[Dataset rows for apps and sites]
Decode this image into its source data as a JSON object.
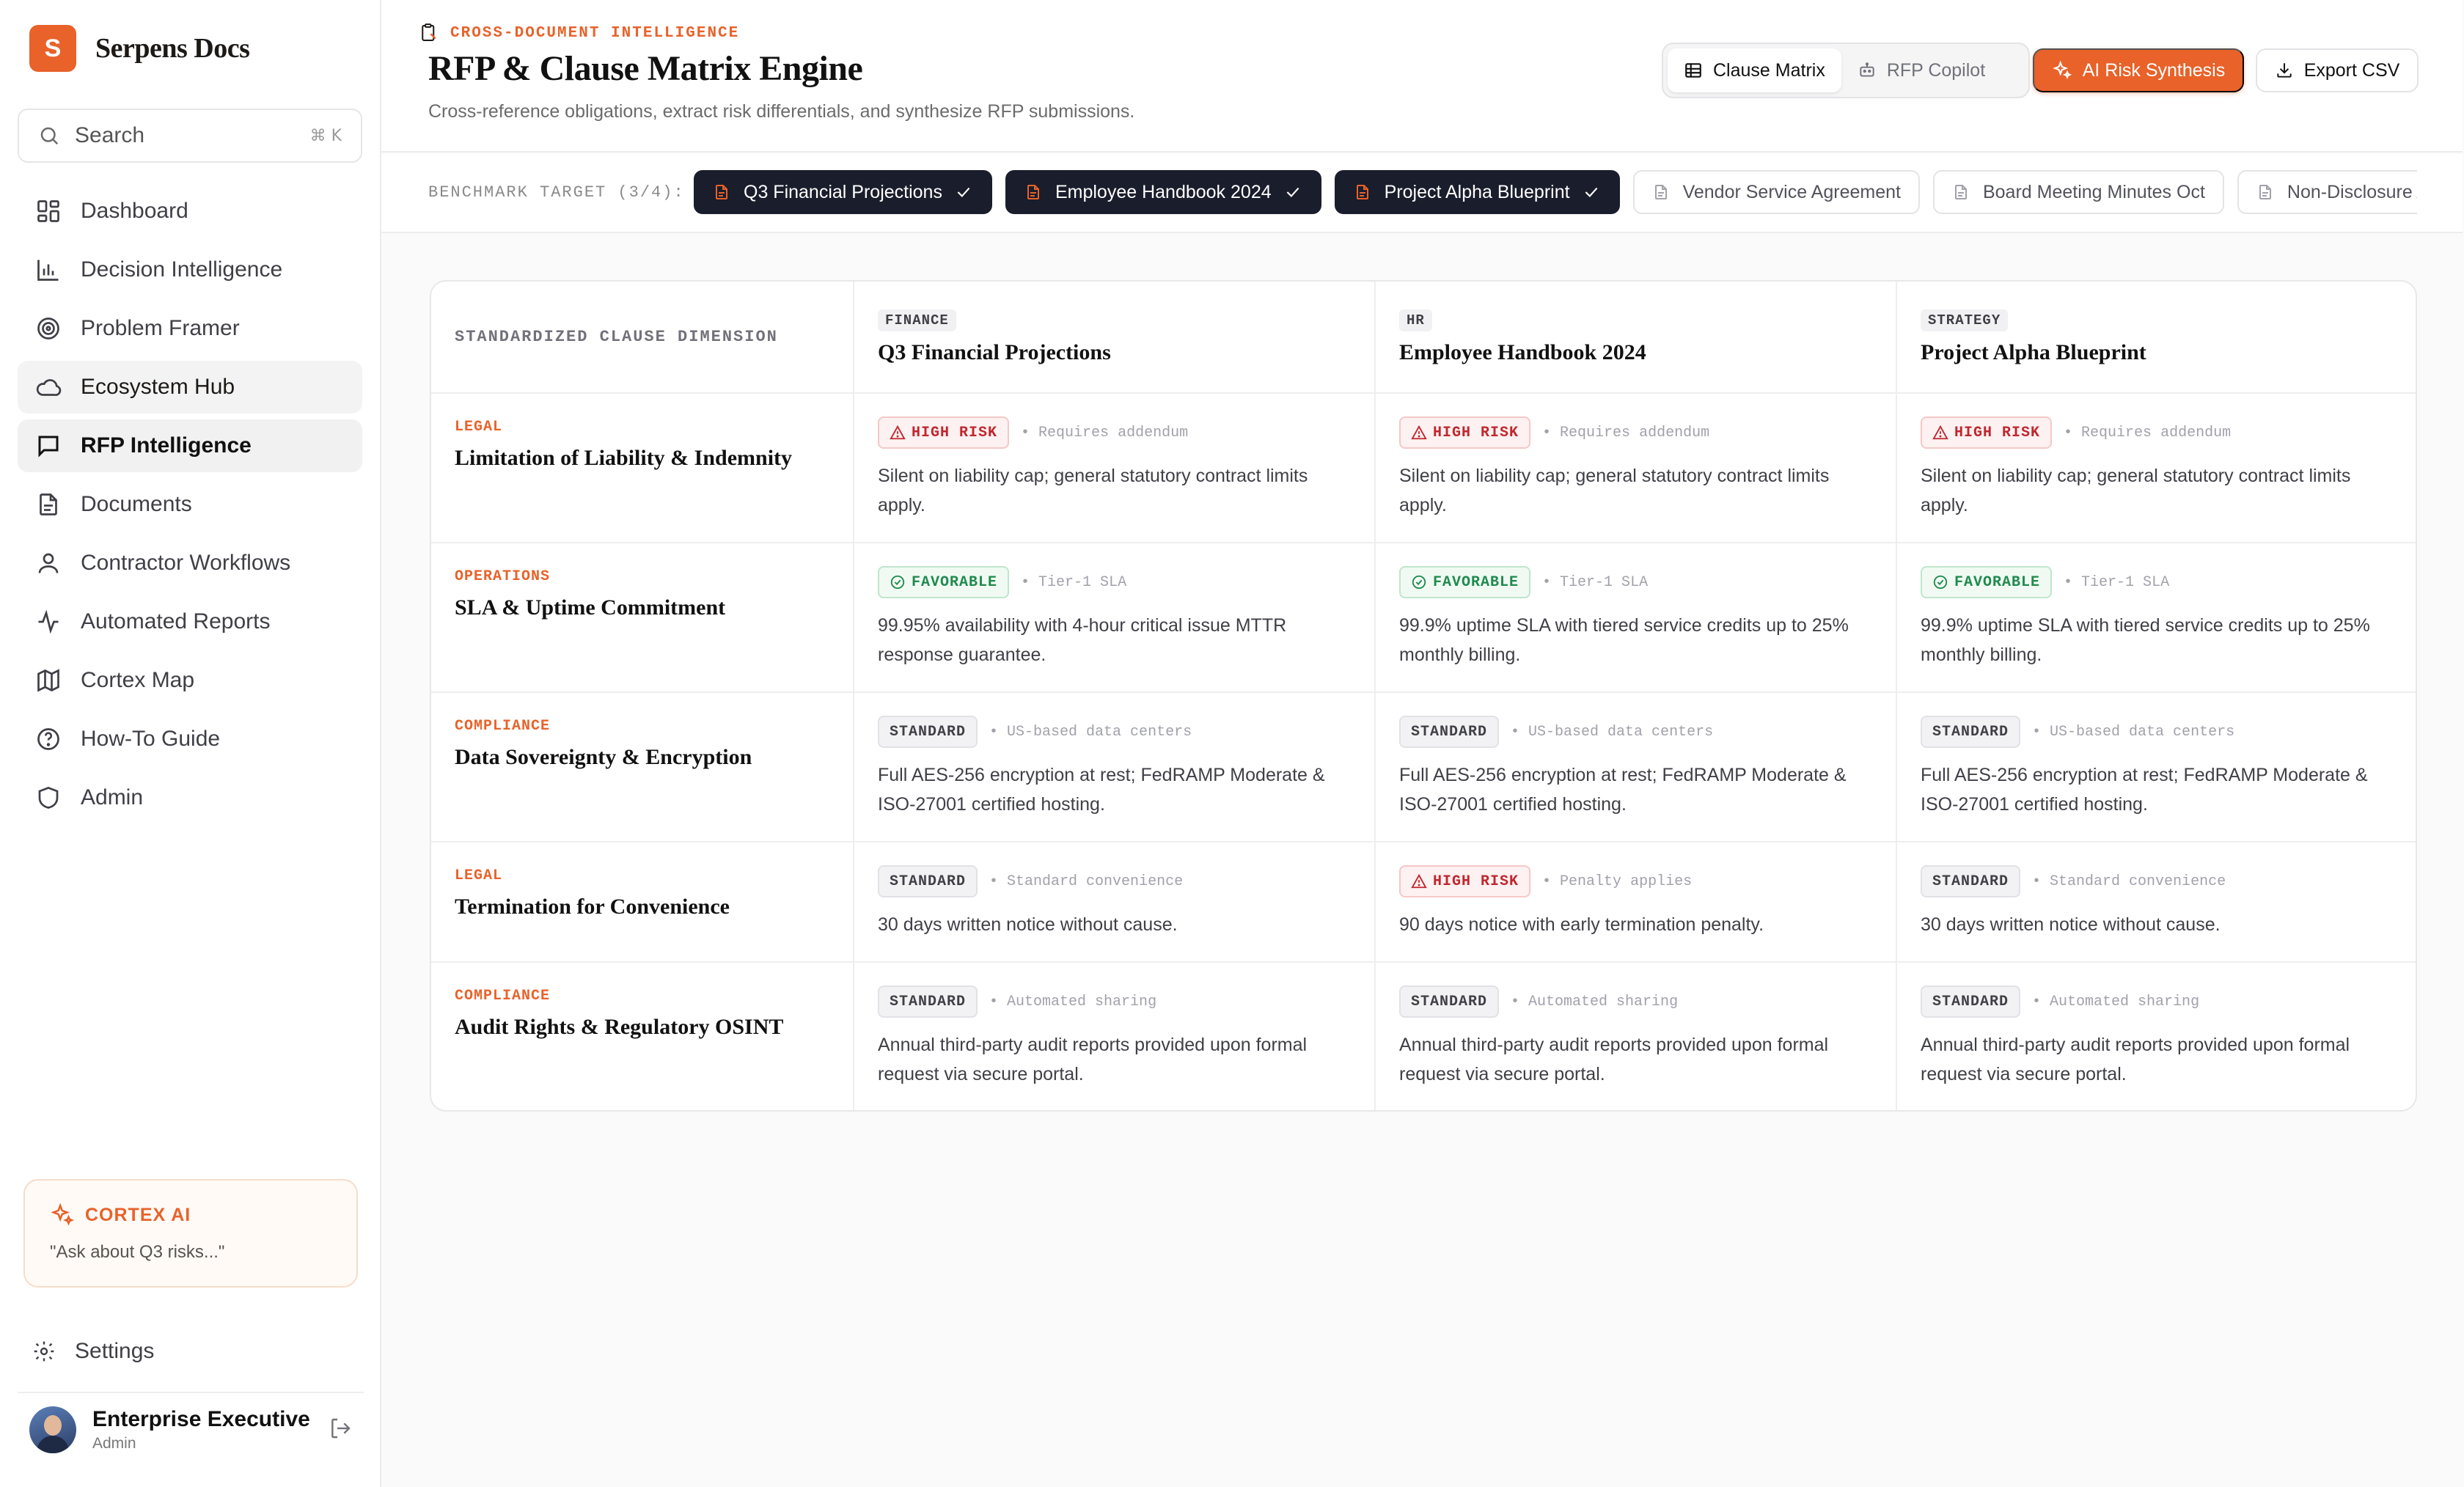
{
  "brand": {
    "logo_letter": "S",
    "name": "Serpens Docs"
  },
  "search": {
    "placeholder": "Search",
    "shortcut": "⌘ K"
  },
  "nav": [
    {
      "label": "Dashboard",
      "icon": "dashboard-grid-icon"
    },
    {
      "label": "Decision Intelligence",
      "icon": "bar-chart-icon"
    },
    {
      "label": "Problem Framer",
      "icon": "target-icon"
    },
    {
      "label": "Ecosystem Hub",
      "icon": "cloud-icon",
      "state": "hover"
    },
    {
      "label": "RFP Intelligence",
      "icon": "message-square-icon",
      "state": "active"
    },
    {
      "label": "Documents",
      "icon": "file-text-icon"
    },
    {
      "label": "Contractor Workflows",
      "icon": "user-icon"
    },
    {
      "label": "Automated Reports",
      "icon": "activity-icon"
    },
    {
      "label": "Cortex Map",
      "icon": "map-icon"
    },
    {
      "label": "How-To Guide",
      "icon": "help-circle-icon"
    },
    {
      "label": "Admin",
      "icon": "shield-icon"
    }
  ],
  "cortex": {
    "title": "CORTEX AI",
    "prompt": "\"Ask about Q3 risks...\""
  },
  "settings_label": "Settings",
  "user": {
    "name": "Enterprise Executive",
    "role": "Admin"
  },
  "header": {
    "eyebrow": "CROSS-DOCUMENT INTELLIGENCE",
    "title": "RFP & Clause Matrix Engine",
    "subtitle": "Cross-reference obligations, extract risk differentials, and synthesize RFP submissions.",
    "view_toggle": [
      {
        "label": "Clause Matrix",
        "active": true
      },
      {
        "label": "RFP Copilot",
        "active": false
      }
    ],
    "ai_button": "AI Risk Synthesis",
    "export_button": "Export CSV"
  },
  "benchmark": {
    "label": "BENCHMARK TARGET (3/4):",
    "chips": [
      {
        "label": "Q3 Financial Projections",
        "selected": true
      },
      {
        "label": "Employee Handbook 2024",
        "selected": true
      },
      {
        "label": "Project Alpha Blueprint",
        "selected": true
      },
      {
        "label": "Vendor Service Agreement",
        "selected": false
      },
      {
        "label": "Board Meeting Minutes Oct",
        "selected": false
      },
      {
        "label": "Non-Disclosure Agreement",
        "selected": false
      }
    ]
  },
  "matrix": {
    "dimension_header": "STANDARDIZED CLAUSE DIMENSION",
    "columns": [
      {
        "tag": "FINANCE",
        "title": "Q3 Financial Projections"
      },
      {
        "tag": "HR",
        "title": "Employee Handbook 2024"
      },
      {
        "tag": "STRATEGY",
        "title": "Project Alpha Blueprint"
      }
    ],
    "rows": [
      {
        "category": "LEGAL",
        "name": "Limitation of Liability & Indemnity",
        "cells": [
          {
            "badge": "HIGH RISK",
            "kind": "high",
            "note": "Requires addendum",
            "text": "Silent on liability cap; general statutory contract limits apply."
          },
          {
            "badge": "HIGH RISK",
            "kind": "high",
            "note": "Requires addendum",
            "text": "Silent on liability cap; general statutory contract limits apply."
          },
          {
            "badge": "HIGH RISK",
            "kind": "high",
            "note": "Requires addendum",
            "text": "Silent on liability cap; general statutory contract limits apply."
          }
        ]
      },
      {
        "category": "OPERATIONS",
        "name": "SLA & Uptime Commitment",
        "cells": [
          {
            "badge": "FAVORABLE",
            "kind": "fav",
            "note": "Tier-1 SLA",
            "text": "99.95% availability with 4-hour critical issue MTTR response guarantee."
          },
          {
            "badge": "FAVORABLE",
            "kind": "fav",
            "note": "Tier-1 SLA",
            "text": "99.9% uptime SLA with tiered service credits up to 25% monthly billing."
          },
          {
            "badge": "FAVORABLE",
            "kind": "fav",
            "note": "Tier-1 SLA",
            "text": "99.9% uptime SLA with tiered service credits up to 25% monthly billing."
          }
        ]
      },
      {
        "category": "COMPLIANCE",
        "name": "Data Sovereignty & Encryption",
        "cells": [
          {
            "badge": "STANDARD",
            "kind": "std",
            "note": "US-based data centers",
            "text": "Full AES-256 encryption at rest; FedRAMP Moderate & ISO-27001 certified hosting."
          },
          {
            "badge": "STANDARD",
            "kind": "std",
            "note": "US-based data centers",
            "text": "Full AES-256 encryption at rest; FedRAMP Moderate & ISO-27001 certified hosting."
          },
          {
            "badge": "STANDARD",
            "kind": "std",
            "note": "US-based data centers",
            "text": "Full AES-256 encryption at rest; FedRAMP Moderate & ISO-27001 certified hosting."
          }
        ]
      },
      {
        "category": "LEGAL",
        "name": "Termination for Convenience",
        "cells": [
          {
            "badge": "STANDARD",
            "kind": "std",
            "note": "Standard convenience",
            "text": "30 days written notice without cause."
          },
          {
            "badge": "HIGH RISK",
            "kind": "high",
            "note": "Penalty applies",
            "text": "90 days notice with early termination penalty."
          },
          {
            "badge": "STANDARD",
            "kind": "std",
            "note": "Standard convenience",
            "text": "30 days written notice without cause."
          }
        ]
      },
      {
        "category": "COMPLIANCE",
        "name": "Audit Rights & Regulatory OSINT",
        "cells": [
          {
            "badge": "STANDARD",
            "kind": "std",
            "note": "Automated sharing",
            "text": "Annual third-party audit reports provided upon formal request via secure portal."
          },
          {
            "badge": "STANDARD",
            "kind": "std",
            "note": "Automated sharing",
            "text": "Annual third-party audit reports provided upon formal request via secure portal."
          },
          {
            "badge": "STANDARD",
            "kind": "std",
            "note": "Automated sharing",
            "text": "Annual third-party audit reports provided upon formal request via secure portal."
          }
        ]
      }
    ]
  },
  "colors": {
    "accent": "#e8622a",
    "dark_chip": "#1a1d2b",
    "high_risk": "#c0262d",
    "favorable": "#1f8a4c"
  }
}
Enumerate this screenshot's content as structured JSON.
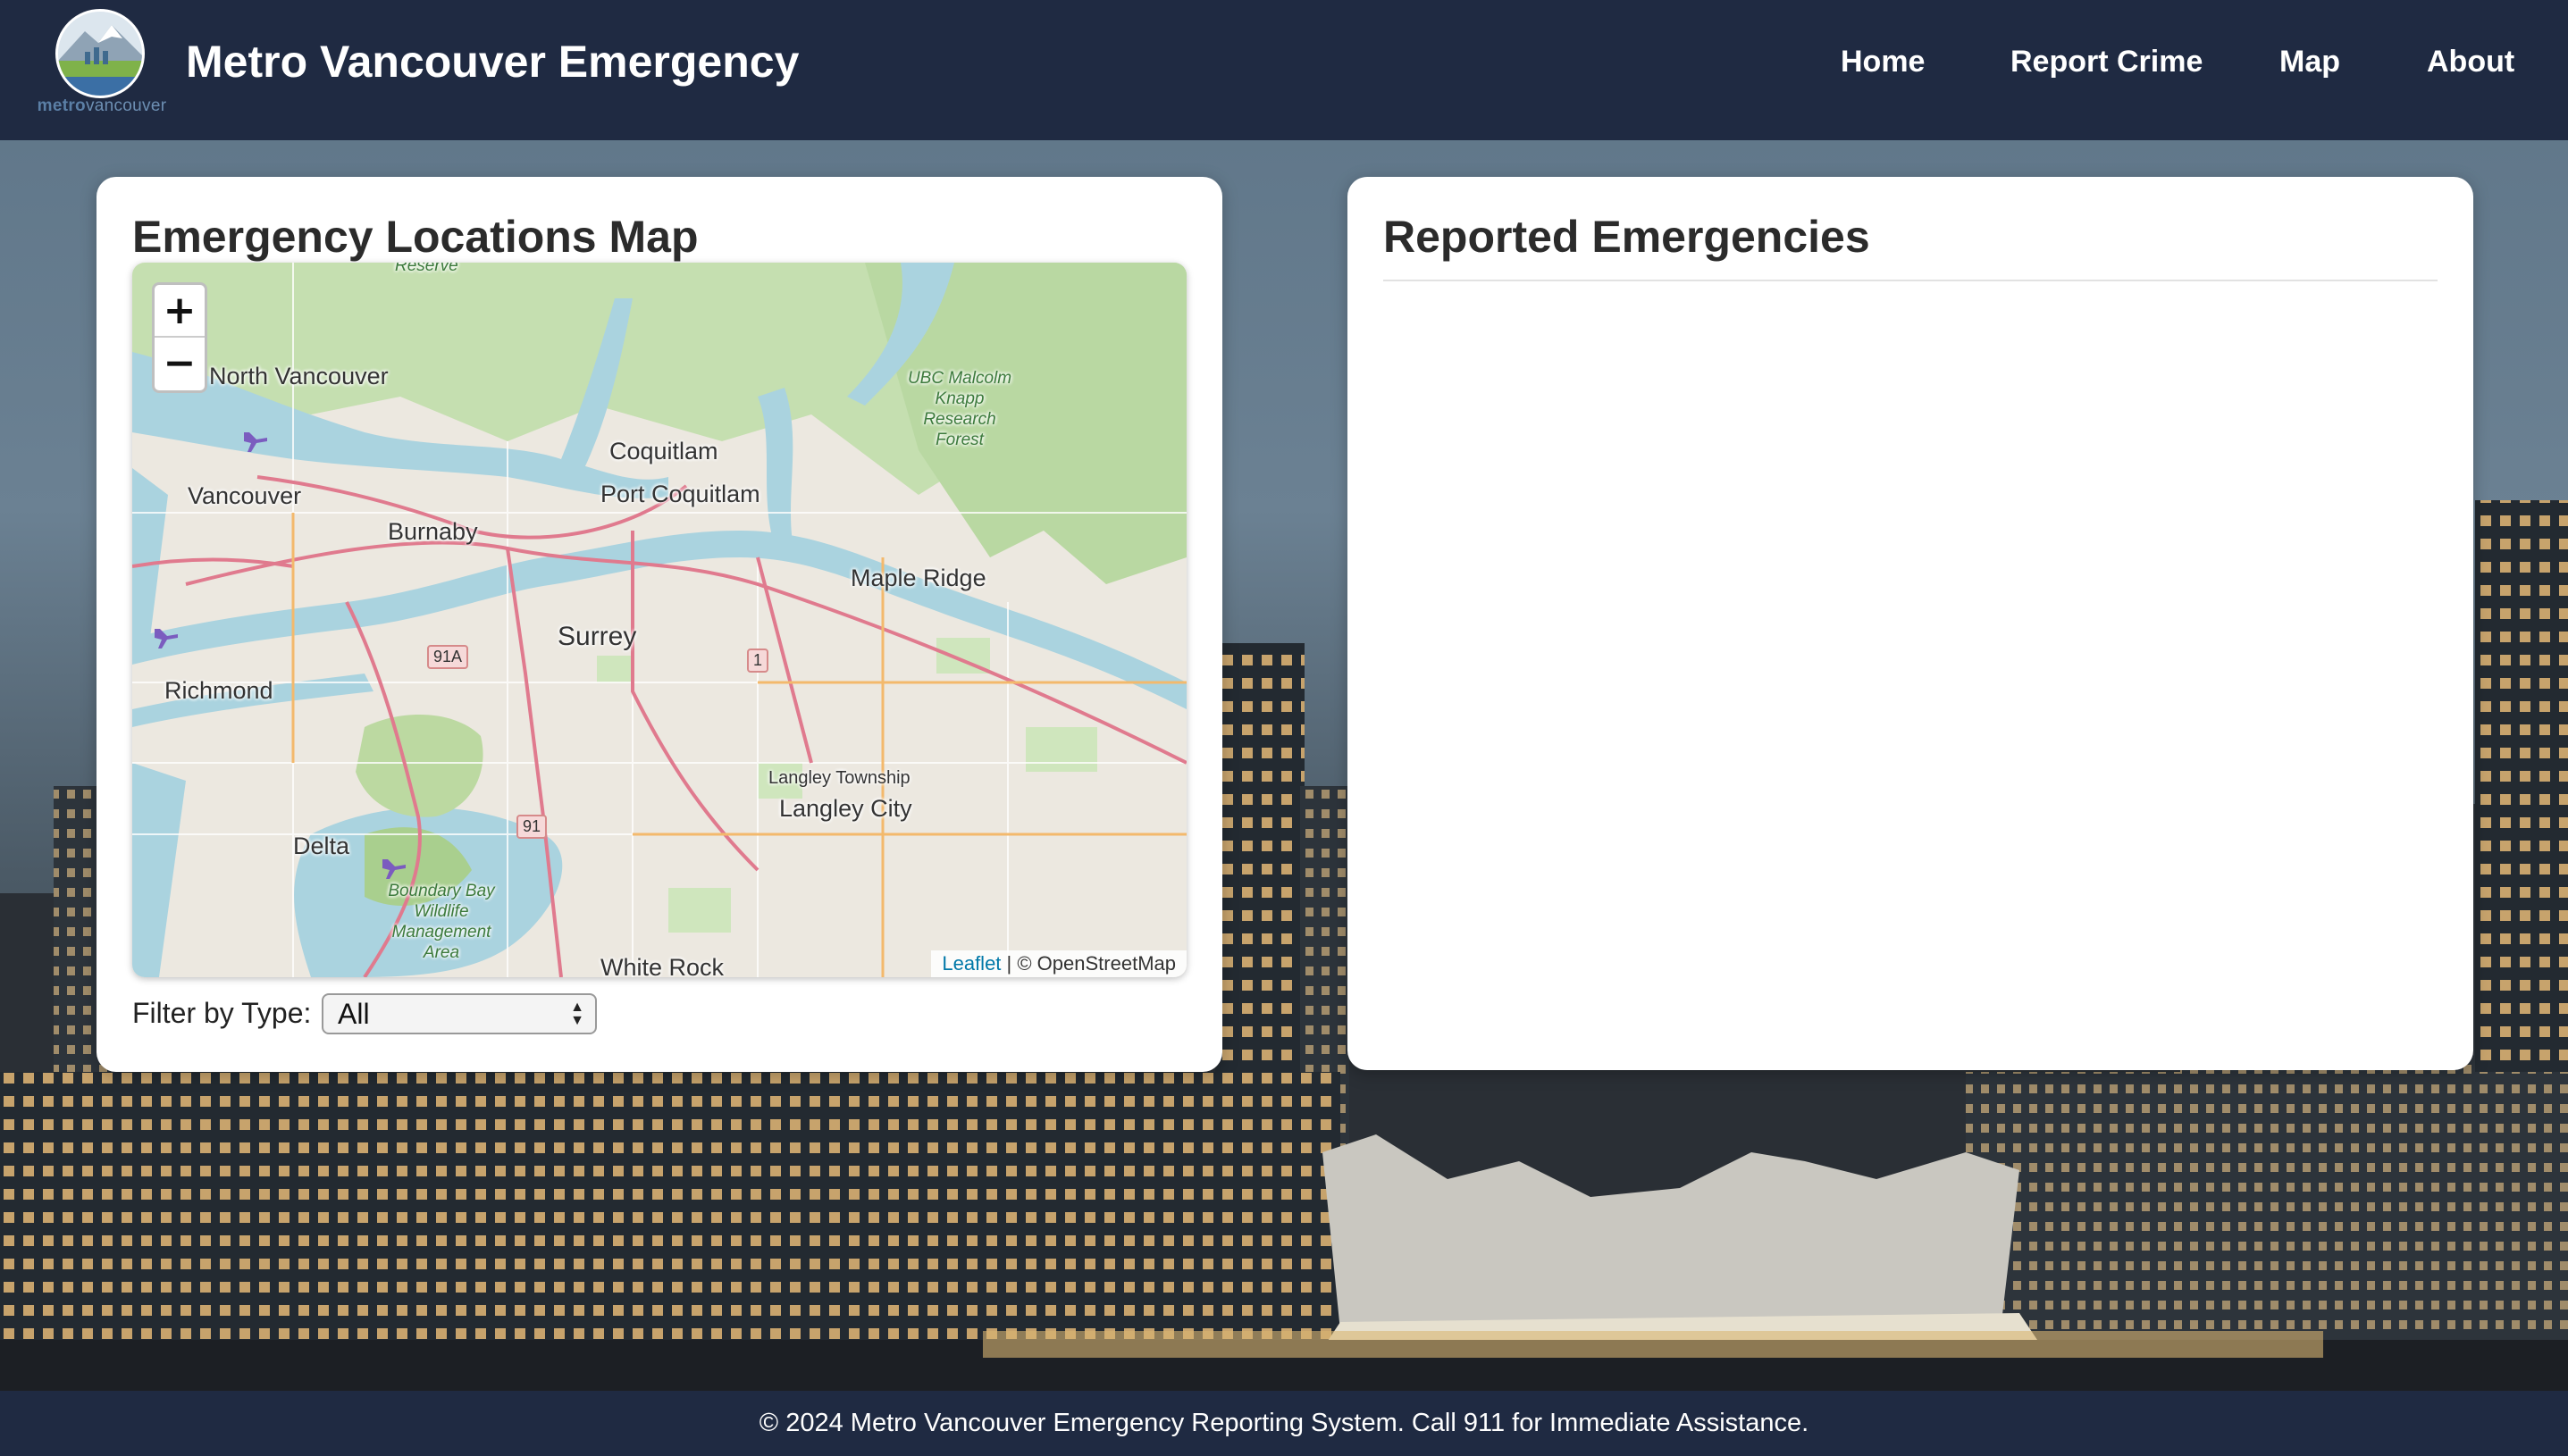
{
  "header": {
    "logo_word_bold": "metro",
    "logo_word_rest": "vancouver",
    "title": "Metro Vancouver Emergency",
    "nav": [
      {
        "label": "Home"
      },
      {
        "label": "Report Crime"
      },
      {
        "label": "Map"
      },
      {
        "label": "About"
      }
    ]
  },
  "map_panel": {
    "heading": "Emergency Locations Map",
    "zoom_in": "+",
    "zoom_out": "−",
    "labels": {
      "north_vancouver": "North Vancouver",
      "vancouver": "Vancouver",
      "burnaby": "Burnaby",
      "coquitlam": "Coquitlam",
      "port_coquitlam": "Port Coquitlam",
      "maple_ridge": "Maple Ridge",
      "surrey": "Surrey",
      "richmond": "Richmond",
      "delta": "Delta",
      "langley_township": "Langley Township",
      "langley_city": "Langley City",
      "white_rock": "White Rock",
      "ubc_forest": "UBC Malcolm Knapp Research Forest",
      "boundary_bay": "Boundary Bay Wildlife Management Area",
      "reserve": "Reserve"
    },
    "shields": {
      "hwy_91a": "91A",
      "hwy_1": "1",
      "hwy_91": "91"
    },
    "attribution_leaflet": "Leaflet",
    "attribution_rest": " | © OpenStreetMap",
    "filter_label": "Filter by Type:",
    "filter_value": "All"
  },
  "list_panel": {
    "heading": "Reported Emergencies"
  },
  "footer": {
    "text": "© 2024 Metro Vancouver Emergency Reporting System. Call 911 for Immediate Assistance."
  },
  "colors": {
    "header_bg": "#1f2a42",
    "map_water": "#aad3df",
    "map_park": "#c8e1b4",
    "map_road": "#e07a8e"
  },
  "icons": [
    "airport-icon"
  ]
}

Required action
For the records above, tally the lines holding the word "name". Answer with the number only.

Solution to this task
7